→ **What needs to be done**
Print out the entries that follow exactly, missing none.

→ **Dataset records**
----
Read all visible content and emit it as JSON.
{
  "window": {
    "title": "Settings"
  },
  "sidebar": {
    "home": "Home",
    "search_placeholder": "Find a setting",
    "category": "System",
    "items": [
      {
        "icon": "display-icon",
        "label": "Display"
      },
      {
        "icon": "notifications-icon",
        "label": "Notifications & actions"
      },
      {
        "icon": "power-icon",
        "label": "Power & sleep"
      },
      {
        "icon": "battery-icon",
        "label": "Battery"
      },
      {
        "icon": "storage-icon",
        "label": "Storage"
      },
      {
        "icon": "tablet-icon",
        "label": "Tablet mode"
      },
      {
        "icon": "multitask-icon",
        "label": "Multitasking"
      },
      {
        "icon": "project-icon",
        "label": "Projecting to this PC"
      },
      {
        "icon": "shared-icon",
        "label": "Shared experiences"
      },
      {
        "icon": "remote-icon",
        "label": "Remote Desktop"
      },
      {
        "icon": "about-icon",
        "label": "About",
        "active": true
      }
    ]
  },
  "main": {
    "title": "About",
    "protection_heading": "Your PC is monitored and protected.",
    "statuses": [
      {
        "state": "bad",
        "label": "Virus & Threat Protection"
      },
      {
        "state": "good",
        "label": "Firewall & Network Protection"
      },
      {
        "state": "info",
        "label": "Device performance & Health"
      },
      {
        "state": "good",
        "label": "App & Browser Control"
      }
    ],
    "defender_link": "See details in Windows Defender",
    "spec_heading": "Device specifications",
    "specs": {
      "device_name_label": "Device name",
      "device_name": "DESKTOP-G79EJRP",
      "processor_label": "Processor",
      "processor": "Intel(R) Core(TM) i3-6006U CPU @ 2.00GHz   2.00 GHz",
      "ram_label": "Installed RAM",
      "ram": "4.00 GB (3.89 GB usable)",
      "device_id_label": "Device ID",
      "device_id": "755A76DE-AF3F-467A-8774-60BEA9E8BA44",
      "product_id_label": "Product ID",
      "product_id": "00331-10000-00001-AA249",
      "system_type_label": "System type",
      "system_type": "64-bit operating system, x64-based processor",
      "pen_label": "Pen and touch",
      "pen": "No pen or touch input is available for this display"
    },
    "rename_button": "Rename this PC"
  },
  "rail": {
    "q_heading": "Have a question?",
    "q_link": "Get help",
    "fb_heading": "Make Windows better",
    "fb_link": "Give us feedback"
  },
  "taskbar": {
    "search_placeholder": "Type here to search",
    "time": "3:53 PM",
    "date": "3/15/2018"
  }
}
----
→ **Response**
Read all visible content and emit it as JSON.
{
  "window": {
    "title": "Settings"
  },
  "sidebar": {
    "home": "Home",
    "search_placeholder": "Find a setting",
    "category": "System",
    "items": [
      {
        "icon": "display-icon",
        "label": "Display"
      },
      {
        "icon": "notifications-icon",
        "label": "Notifications & actions"
      },
      {
        "icon": "power-icon",
        "label": "Power & sleep"
      },
      {
        "icon": "battery-icon",
        "label": "Battery"
      },
      {
        "icon": "storage-icon",
        "label": "Storage"
      },
      {
        "icon": "tablet-icon",
        "label": "Tablet mode"
      },
      {
        "icon": "multitask-icon",
        "label": "Multitasking"
      },
      {
        "icon": "project-icon",
        "label": "Projecting to this PC"
      },
      {
        "icon": "shared-icon",
        "label": "Shared experiences"
      },
      {
        "icon": "remote-icon",
        "label": "Remote Desktop"
      },
      {
        "icon": "about-icon",
        "label": "About",
        "active": true
      }
    ]
  },
  "main": {
    "title": "About",
    "protection_heading": "Your PC is monitored and protected.",
    "statuses": [
      {
        "state": "bad",
        "label": "Virus & Threat Protection"
      },
      {
        "state": "good",
        "label": "Firewall & Network Protection"
      },
      {
        "state": "info",
        "label": "Device performance & Health"
      },
      {
        "state": "good",
        "label": "App & Browser Control"
      }
    ],
    "defender_link": "See details in Windows Defender",
    "spec_heading": "Device specifications",
    "specs": {
      "device_name_label": "Device name",
      "device_name": "DESKTOP-G79EJRP",
      "processor_label": "Processor",
      "processor": "Intel(R) Core(TM) i3-6006U CPU @ 2.00GHz   2.00 GHz",
      "ram_label": "Installed RAM",
      "ram": "4.00 GB (3.89 GB usable)",
      "device_id_label": "Device ID",
      "device_id": "755A76DE-AF3F-467A-8774-60BEA9E8BA44",
      "product_id_label": "Product ID",
      "product_id": "00331-10000-00001-AA249",
      "system_type_label": "System type",
      "system_type": "64-bit operating system, x64-based processor",
      "pen_label": "Pen and touch",
      "pen": "No pen or touch input is available for this display"
    },
    "rename_button": "Rename this PC"
  },
  "rail": {
    "q_heading": "Have a question?",
    "q_link": "Get help",
    "fb_heading": "Make Windows better",
    "fb_link": "Give us feedback"
  },
  "taskbar": {
    "search_placeholder": "Type here to search",
    "time": "3:53 PM",
    "date": "3/15/2018"
  }
}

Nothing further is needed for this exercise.